Life was simpler in the days when Doom was fresh and new. The formula for an FPS was basic, but fun -- one of you, lots of them, big guns and just enough ammo to go around. Enemy counts shrunk with the advent of 3D, though, going from twenty or more critters on screen at once to maybe half-a-dozen if things got crowded. The bad guys got smarter and tougher to make up for their lack of numbers, but the high-speed, fast-action adrenaline rush was gone. Croteam brought that feeling back with their Serious Sam games a few years ago, and Serious Sam II keeps the basic formula alive despite some stylistic changes to the series.
Have guns, will travel

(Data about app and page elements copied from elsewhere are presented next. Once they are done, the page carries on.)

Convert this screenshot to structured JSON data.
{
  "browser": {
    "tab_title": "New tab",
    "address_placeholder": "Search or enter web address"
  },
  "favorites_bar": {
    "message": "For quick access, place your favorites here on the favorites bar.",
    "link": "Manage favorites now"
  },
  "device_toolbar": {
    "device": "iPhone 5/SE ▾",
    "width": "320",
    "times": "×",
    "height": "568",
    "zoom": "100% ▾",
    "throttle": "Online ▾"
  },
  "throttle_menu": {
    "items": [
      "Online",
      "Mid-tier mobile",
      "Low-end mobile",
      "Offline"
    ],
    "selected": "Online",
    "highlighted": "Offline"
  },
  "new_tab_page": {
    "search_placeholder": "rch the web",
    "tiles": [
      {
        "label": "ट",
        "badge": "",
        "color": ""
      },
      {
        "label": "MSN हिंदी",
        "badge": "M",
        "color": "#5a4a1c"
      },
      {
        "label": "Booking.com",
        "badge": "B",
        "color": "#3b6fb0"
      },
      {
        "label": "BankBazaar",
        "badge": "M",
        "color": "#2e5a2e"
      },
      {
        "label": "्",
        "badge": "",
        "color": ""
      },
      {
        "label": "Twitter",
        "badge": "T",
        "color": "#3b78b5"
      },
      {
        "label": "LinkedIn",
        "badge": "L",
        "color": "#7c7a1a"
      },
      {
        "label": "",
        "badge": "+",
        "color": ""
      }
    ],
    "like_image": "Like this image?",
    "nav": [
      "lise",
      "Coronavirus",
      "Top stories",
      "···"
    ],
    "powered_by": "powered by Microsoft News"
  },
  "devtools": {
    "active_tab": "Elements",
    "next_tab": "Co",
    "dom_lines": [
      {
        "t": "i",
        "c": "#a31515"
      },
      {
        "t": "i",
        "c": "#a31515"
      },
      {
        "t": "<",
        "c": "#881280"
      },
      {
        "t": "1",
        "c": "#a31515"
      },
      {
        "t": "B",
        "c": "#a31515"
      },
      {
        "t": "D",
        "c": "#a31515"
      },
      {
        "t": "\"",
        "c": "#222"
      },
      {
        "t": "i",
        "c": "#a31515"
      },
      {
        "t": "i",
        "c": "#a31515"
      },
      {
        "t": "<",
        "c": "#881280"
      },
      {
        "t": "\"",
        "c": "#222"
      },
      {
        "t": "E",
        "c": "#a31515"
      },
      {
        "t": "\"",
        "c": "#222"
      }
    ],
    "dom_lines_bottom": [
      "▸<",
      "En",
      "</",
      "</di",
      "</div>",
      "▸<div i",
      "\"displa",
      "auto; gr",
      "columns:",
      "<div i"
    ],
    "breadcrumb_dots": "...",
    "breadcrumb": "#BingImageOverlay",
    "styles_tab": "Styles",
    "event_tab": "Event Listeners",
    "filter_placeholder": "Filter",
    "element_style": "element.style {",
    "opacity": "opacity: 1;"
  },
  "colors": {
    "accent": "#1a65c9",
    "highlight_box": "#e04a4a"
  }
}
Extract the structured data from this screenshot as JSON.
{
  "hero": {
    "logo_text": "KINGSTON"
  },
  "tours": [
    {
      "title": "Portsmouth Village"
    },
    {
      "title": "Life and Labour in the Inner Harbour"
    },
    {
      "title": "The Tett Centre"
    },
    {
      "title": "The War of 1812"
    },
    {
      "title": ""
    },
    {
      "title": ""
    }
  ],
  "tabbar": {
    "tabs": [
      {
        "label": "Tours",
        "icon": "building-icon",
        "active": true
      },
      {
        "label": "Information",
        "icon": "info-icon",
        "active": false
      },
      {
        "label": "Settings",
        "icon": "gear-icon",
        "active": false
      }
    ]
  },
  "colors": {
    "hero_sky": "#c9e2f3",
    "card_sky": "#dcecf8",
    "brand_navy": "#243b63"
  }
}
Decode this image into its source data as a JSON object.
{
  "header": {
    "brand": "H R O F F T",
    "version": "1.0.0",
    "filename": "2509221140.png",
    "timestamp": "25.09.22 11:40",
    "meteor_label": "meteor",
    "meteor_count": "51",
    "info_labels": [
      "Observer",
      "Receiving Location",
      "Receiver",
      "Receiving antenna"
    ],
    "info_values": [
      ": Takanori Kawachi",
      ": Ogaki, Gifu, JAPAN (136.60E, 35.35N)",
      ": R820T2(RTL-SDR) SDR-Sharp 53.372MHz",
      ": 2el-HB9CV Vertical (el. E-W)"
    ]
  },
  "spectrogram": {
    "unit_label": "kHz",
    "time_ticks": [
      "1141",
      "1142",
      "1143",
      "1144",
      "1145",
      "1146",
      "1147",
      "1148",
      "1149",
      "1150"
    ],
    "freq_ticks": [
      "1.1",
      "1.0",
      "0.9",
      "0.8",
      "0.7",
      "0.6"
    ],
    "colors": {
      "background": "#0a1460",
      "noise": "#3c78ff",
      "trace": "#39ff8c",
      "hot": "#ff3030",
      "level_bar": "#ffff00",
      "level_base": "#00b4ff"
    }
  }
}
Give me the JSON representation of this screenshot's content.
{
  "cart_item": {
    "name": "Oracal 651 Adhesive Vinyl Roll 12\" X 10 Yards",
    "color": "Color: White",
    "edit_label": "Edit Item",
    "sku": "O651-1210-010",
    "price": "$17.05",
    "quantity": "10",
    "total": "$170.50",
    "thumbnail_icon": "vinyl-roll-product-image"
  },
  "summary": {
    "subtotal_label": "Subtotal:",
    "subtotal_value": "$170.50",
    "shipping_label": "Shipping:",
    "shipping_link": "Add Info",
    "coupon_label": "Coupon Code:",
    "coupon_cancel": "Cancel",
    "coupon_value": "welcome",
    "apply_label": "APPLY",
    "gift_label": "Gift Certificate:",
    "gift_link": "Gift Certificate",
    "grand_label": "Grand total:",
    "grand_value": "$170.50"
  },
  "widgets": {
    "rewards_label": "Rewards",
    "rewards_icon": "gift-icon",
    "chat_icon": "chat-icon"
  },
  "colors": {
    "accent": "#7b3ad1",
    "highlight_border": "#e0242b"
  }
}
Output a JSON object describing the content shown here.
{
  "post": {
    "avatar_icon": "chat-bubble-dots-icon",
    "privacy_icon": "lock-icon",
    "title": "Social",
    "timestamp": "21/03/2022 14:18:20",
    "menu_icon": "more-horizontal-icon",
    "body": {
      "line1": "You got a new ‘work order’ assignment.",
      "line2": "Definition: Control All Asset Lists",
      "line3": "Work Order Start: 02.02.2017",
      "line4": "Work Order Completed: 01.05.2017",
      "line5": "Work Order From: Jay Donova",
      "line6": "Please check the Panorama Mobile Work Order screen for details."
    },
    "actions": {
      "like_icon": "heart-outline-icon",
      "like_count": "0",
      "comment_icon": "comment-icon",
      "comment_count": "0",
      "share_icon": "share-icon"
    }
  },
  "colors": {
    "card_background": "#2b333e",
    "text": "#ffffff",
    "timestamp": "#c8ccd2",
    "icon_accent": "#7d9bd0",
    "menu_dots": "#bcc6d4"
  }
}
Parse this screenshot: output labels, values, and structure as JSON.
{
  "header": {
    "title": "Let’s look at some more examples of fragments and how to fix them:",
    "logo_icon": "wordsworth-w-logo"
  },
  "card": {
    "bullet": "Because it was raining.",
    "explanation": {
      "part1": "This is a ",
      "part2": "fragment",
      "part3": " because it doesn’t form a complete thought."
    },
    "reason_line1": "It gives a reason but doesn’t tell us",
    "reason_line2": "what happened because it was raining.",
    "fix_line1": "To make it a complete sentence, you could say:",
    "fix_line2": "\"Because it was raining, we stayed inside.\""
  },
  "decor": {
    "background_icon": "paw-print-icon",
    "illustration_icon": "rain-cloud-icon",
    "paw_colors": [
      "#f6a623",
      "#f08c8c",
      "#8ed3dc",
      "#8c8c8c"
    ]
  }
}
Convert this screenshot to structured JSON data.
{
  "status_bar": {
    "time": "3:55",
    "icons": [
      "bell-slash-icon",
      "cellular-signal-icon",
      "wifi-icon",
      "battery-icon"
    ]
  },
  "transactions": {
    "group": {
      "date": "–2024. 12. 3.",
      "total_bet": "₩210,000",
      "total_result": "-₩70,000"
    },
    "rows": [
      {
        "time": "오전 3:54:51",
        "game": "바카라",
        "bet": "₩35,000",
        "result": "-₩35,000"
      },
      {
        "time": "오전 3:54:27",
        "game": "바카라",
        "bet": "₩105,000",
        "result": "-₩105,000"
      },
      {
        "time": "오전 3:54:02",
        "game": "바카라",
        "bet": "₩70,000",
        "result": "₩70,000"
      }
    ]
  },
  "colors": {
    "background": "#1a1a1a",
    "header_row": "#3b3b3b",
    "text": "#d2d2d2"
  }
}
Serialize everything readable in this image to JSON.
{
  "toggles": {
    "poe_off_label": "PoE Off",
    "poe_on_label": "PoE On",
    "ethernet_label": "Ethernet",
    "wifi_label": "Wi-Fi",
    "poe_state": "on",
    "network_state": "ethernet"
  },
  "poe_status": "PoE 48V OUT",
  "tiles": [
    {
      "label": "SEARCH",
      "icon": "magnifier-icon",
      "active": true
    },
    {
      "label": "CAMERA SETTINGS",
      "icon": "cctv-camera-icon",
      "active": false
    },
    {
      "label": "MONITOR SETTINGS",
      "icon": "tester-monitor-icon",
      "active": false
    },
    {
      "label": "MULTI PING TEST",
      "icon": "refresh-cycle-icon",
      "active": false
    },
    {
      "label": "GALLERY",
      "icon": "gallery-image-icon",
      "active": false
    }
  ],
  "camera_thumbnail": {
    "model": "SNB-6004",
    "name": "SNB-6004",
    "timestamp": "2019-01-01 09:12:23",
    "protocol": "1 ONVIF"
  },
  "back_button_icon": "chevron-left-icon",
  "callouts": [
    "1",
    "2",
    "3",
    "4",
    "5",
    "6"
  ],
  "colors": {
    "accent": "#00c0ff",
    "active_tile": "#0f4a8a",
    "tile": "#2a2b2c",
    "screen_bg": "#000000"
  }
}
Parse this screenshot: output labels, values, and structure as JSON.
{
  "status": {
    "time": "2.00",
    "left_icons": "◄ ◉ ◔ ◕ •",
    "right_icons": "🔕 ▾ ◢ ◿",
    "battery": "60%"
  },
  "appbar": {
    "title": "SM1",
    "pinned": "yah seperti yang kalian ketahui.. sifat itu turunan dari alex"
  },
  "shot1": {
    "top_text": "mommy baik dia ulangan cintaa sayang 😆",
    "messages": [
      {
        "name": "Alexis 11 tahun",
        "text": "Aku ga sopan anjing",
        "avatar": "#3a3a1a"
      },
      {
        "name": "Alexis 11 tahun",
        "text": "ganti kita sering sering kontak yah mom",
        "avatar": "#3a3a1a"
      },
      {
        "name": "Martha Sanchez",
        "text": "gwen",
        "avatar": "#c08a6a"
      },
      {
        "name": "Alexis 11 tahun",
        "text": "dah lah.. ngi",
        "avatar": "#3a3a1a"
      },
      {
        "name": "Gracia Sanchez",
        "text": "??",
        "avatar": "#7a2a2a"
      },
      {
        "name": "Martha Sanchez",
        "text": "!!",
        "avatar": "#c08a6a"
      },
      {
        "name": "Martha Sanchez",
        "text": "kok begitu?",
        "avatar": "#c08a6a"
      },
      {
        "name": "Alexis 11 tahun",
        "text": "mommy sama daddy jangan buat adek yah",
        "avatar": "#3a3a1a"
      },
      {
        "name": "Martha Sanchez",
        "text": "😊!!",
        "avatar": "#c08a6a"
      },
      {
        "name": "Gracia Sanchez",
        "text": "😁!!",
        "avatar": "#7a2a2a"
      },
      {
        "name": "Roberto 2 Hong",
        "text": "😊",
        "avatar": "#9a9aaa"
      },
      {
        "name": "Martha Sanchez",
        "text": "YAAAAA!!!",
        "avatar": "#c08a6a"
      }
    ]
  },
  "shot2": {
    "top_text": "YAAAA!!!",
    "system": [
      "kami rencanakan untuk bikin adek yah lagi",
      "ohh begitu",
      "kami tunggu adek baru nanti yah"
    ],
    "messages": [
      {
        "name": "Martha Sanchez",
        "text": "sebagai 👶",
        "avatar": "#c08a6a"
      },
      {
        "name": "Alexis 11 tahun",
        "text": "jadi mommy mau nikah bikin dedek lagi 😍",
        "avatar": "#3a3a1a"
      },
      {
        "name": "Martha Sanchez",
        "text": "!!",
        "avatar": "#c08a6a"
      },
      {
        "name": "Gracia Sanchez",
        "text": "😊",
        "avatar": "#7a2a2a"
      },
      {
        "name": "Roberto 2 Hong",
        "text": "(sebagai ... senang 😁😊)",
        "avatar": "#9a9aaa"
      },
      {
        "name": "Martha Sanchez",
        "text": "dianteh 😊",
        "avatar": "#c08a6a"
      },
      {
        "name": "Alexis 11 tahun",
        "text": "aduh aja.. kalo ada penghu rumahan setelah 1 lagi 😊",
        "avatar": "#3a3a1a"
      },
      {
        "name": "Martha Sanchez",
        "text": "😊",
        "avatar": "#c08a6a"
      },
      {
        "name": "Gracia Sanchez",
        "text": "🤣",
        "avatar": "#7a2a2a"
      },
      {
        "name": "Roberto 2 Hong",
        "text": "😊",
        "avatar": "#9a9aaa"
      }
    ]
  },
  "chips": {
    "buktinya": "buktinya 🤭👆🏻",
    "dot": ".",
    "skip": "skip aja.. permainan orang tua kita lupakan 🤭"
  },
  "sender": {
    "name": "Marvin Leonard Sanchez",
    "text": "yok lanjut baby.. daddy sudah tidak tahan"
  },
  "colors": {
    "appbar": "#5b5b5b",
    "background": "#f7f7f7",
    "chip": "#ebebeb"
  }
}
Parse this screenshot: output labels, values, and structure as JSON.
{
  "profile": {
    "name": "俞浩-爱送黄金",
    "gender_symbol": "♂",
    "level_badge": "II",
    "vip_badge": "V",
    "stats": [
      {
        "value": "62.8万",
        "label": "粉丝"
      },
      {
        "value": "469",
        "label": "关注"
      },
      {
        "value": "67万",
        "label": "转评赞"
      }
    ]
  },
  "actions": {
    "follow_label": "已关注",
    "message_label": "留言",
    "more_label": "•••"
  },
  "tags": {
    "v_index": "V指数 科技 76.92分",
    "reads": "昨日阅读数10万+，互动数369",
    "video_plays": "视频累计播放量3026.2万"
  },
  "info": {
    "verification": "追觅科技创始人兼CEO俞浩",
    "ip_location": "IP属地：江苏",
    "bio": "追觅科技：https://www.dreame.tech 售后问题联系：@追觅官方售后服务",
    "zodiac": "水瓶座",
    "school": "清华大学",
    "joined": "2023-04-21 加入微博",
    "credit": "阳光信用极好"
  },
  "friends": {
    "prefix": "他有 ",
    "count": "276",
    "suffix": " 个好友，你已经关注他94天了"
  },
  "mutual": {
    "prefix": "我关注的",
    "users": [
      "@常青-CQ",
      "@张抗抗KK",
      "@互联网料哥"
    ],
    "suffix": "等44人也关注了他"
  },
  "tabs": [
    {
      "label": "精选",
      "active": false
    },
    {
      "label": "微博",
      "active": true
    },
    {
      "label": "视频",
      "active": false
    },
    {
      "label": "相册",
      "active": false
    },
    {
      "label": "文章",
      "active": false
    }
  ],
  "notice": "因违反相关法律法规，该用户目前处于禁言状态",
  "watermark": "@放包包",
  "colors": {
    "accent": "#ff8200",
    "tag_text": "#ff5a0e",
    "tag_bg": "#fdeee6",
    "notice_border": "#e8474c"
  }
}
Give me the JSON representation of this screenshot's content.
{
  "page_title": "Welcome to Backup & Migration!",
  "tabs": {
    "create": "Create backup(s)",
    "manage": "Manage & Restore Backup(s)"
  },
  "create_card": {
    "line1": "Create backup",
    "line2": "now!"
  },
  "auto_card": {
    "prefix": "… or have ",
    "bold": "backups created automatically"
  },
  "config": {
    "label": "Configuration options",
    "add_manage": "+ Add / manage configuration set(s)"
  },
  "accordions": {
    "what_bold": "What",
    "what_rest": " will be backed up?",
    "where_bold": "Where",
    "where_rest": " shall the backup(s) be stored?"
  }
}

"Serious" Sam Stone is the stereotypical tough guy. He's a big, lantern-jawed, unstoppable force of destruction who's equipped with a one-liner for every situation. He's also Earth's last and only hope against intergalactic bad-guy Mental, who he's been chasing after for three games now. Although there is a bit more story than this in Serious Sam II, told in goofy cut scenes at the beginning and end of every level, none of it is very important. Action is all that matters, and this is what the game delivers by the truckload.
Serious Sam II starts out at an easy pace. Sam is dumped in a jungle village filled with the short little guys who are the harmless inhabitants of the game's many worlds. The sun is bright, the sky clear, and there's even a basketball available to show off Sam's new ability to lift, carry, and throw things. The bad guys start attacking soon enough, though, and then begins a killing spree lasting more than thirty levels spread out over a huge variety of terrain.
Like a vacation crossed with a killing spree
Whether it's the semi-tropical jungle, medieval and Asian-themed towns, an industrial prison planet or a futuristic city, Sam has a very simple goal -- blast everything. Old favorites like the shotgun (in both single and double-barrel style), rocket launcher, machine gun and plasma rifle are joined by new toys like grenades and bomb-toting kamikaze parrots. Adding to the destructive joy are new vehicles to play with, all loaded with weaponry, and even stationary gun emplacements. All this potential for mayhem is brought to bear on the thousands of enemies in the game, usually found swarming Sam by the dozens.
It's a simple formula that works great -- keep the pressure on almost constantly. There's a new threat around every corner and it's always a blast to tackle. Clearing out hundreds of braindead-yet-determined enemies per level always makes for good entertainment, and the tight control means you never feel too ripped off when you die. What Serious Sam does best is make you feel armed, dangerous and ready for anything. It's testosterone-fueled mayhem at its finest.